I recently posted about the huge step forward with the passing of Proposition 17 in 2020 that amended California's state constitution by allowing formerly incarcerated persons and their family members to be restored as rightful voting citizens. The ballot measure was approved by 60% of California voters and affects some 50,000 people on parole, restoring the right to vote to those who were stripped of their voting rights during the Jim Crow-era.
While these achievements are historic more needs to be done. Voting rights officials must take proactive measures to help those released from prison to be able to participate in our democratic system.
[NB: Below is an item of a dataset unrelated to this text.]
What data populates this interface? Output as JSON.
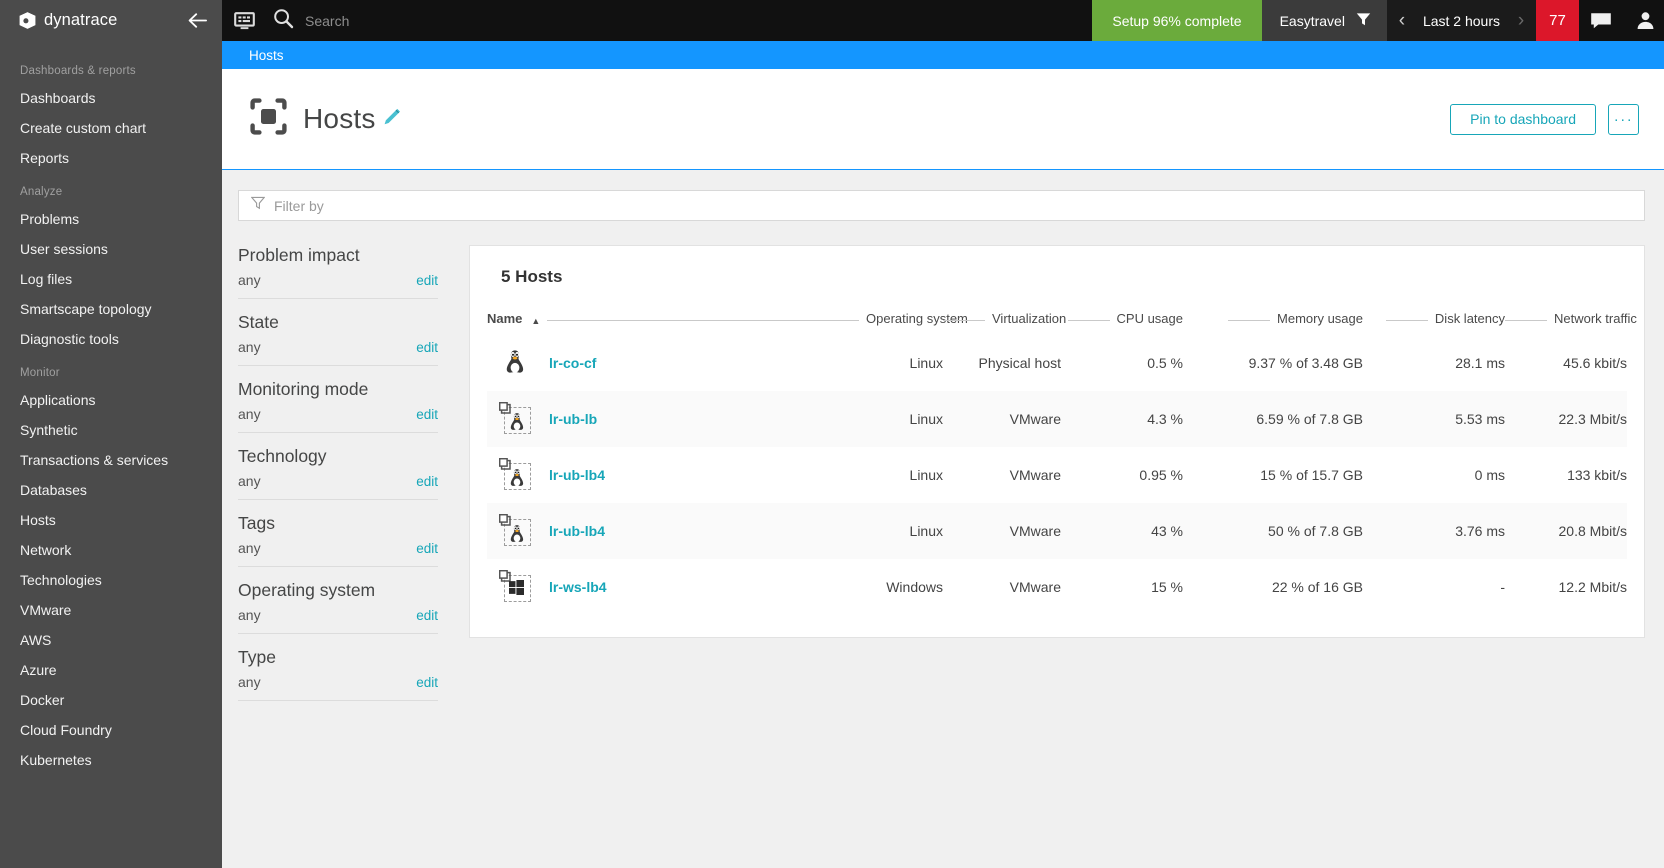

California's Department of Corrections and Rehabilitation's Division of Adult Parole Operations (DAPO), county and city jails and county probations departments should be designated as voter registration agencies, allowing eligible voters within those systems to be assisted with voter registration forms and to accept the completed forms.
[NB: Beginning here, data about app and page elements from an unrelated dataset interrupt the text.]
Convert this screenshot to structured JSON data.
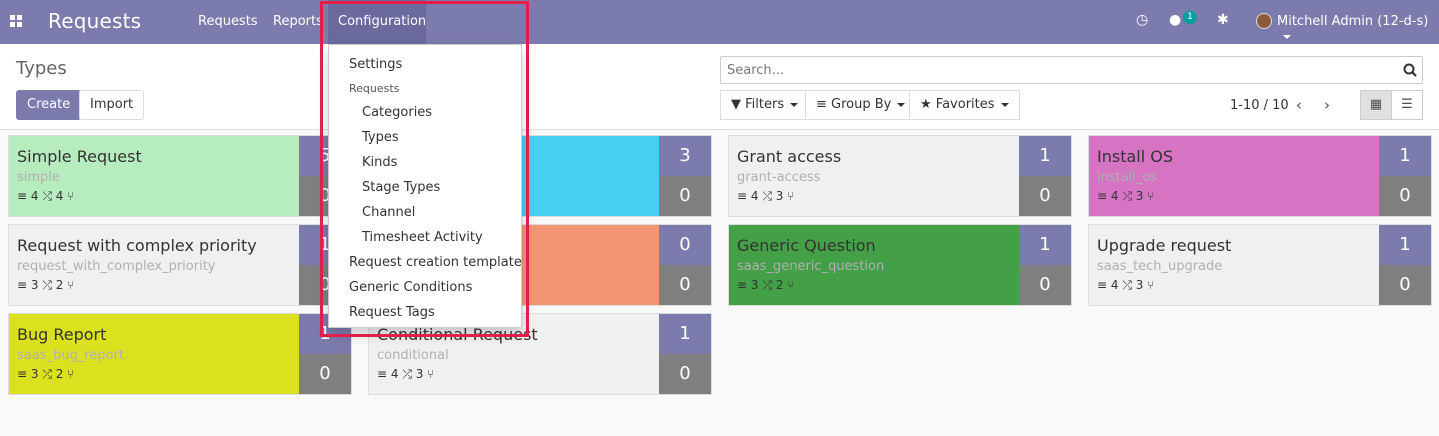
{
  "topbar": {
    "brand": "Requests",
    "menus": [
      "Requests",
      "Reports",
      "Configuration"
    ],
    "badge": "1",
    "user": "Mitchell Admin (12-d-s)"
  },
  "control_panel": {
    "breadcrumb": "Types",
    "create_label": "Create",
    "import_label": "Import",
    "search_placeholder": "Search...",
    "filters_label": "Filters",
    "groupby_label": "Group By",
    "favorites_label": "Favorites",
    "pager": "1-10 / 10"
  },
  "dropdown": {
    "items": [
      {
        "label": "Settings"
      },
      {
        "label": "Requests"
      },
      {
        "label": "Categories"
      },
      {
        "label": "Types"
      },
      {
        "label": "Kinds"
      },
      {
        "label": "Stage Types"
      },
      {
        "label": "Channel"
      },
      {
        "label": "Timesheet Activity"
      },
      {
        "label": "Request creation template"
      },
      {
        "label": "Generic Conditions"
      },
      {
        "label": "Request Tags"
      }
    ]
  },
  "cards": [
    {
      "title": "Simple Request",
      "code": "simple",
      "stats": "≡ 4  ⤮ 4  ⑂",
      "num1": "5",
      "num2": "0",
      "color": "#b7ecbe"
    },
    {
      "title": "",
      "code": "",
      "stats": "",
      "num1": "3",
      "num2": "0",
      "color": "#45cff0"
    },
    {
      "title": "Grant access",
      "code": "grant-access",
      "stats": "≡ 4  ⤮ 3  ⑂",
      "num1": "1",
      "num2": "0",
      "color": "#f0f0f0"
    },
    {
      "title": "Install OS",
      "code": "install_os",
      "stats": "≡ 4  ⤮ 3  ⑂",
      "num1": "1",
      "num2": "0",
      "color": "#d674c3"
    },
    {
      "title": "Request with complex priority",
      "code": "request_with_complex_priority",
      "stats": "≡ 3  ⤮ 2  ⑂",
      "num1": "1",
      "num2": "0",
      "color": "#f0f0f0"
    },
    {
      "title": "",
      "code": "",
      "stats": "",
      "num1": "0",
      "num2": "0",
      "color": "#f19574"
    },
    {
      "title": "Generic Question",
      "code": "saas_generic_question",
      "stats": "≡ 3  ⤮ 2  ⑂",
      "num1": "1",
      "num2": "0",
      "color": "#44a046"
    },
    {
      "title": "Upgrade request",
      "code": "saas_tech_upgrade",
      "stats": "≡ 4  ⤮ 3  ⑂",
      "num1": "1",
      "num2": "0",
      "color": "#f0f0f0"
    },
    {
      "title": "Bug Report",
      "code": "saas_bug_report",
      "stats": "≡ 3  ⤮ 2  ⑂",
      "num1": "1",
      "num2": "0",
      "color": "#dbe01f"
    },
    {
      "title": "Conditional Request",
      "code": "conditional",
      "stats": "≡ 4  ⤮ 3  ⑂",
      "num1": "1",
      "num2": "0",
      "color": "#f0f0f0"
    }
  ]
}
All 58 California counties have updated their websites to include voter forms and other election materials that explain voter eligibility. Under an additional law, SB 504, the CDCR is required to give the Secretary of State weekly reports about who is in prison for a felony and who has been released from prison. Even though most individuals in California jails are eligible to vote, many do not know it or exercise their legal right to vote. As a result, during election season, people are disenfranchised for the sole reason that they are in jail.
For community advocates and others looking to find voting guidance for the incarcerated and formerly incarcerated check out LetMeVoteCA.org/toolkit.